WHAT IS NEEDED: Each line below that holds the word "label" counts once. Say how many such lines there are, and no more.

** Opening MATERIAL FOR THIS TASK block **

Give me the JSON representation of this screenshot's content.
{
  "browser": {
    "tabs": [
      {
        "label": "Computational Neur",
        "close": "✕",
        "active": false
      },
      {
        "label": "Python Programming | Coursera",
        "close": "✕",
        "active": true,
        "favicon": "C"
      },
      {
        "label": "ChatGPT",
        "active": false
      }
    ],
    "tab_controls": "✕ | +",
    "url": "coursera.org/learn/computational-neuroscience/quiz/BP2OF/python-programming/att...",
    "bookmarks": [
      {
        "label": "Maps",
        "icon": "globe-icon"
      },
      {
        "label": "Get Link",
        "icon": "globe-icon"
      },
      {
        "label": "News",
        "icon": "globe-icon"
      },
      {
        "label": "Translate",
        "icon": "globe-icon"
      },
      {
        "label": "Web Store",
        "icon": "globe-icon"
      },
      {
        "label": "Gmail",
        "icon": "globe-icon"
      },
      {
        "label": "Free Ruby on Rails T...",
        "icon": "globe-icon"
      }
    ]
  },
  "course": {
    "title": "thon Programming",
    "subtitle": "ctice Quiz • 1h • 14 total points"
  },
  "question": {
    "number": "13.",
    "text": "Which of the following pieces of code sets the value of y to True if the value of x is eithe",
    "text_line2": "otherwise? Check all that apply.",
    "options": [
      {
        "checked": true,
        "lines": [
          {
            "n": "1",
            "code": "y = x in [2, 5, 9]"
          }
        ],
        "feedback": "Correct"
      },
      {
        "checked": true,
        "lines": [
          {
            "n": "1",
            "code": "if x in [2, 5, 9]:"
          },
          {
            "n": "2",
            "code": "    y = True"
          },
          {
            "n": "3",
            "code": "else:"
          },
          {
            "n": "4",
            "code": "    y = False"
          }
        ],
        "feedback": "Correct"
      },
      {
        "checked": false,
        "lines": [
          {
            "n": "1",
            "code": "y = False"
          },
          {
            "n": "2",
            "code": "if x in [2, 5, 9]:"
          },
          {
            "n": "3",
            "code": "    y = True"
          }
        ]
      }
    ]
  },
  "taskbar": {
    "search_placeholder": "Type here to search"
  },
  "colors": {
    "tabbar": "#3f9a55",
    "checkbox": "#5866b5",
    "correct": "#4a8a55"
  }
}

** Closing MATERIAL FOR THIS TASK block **

WRITTEN REPLY: 10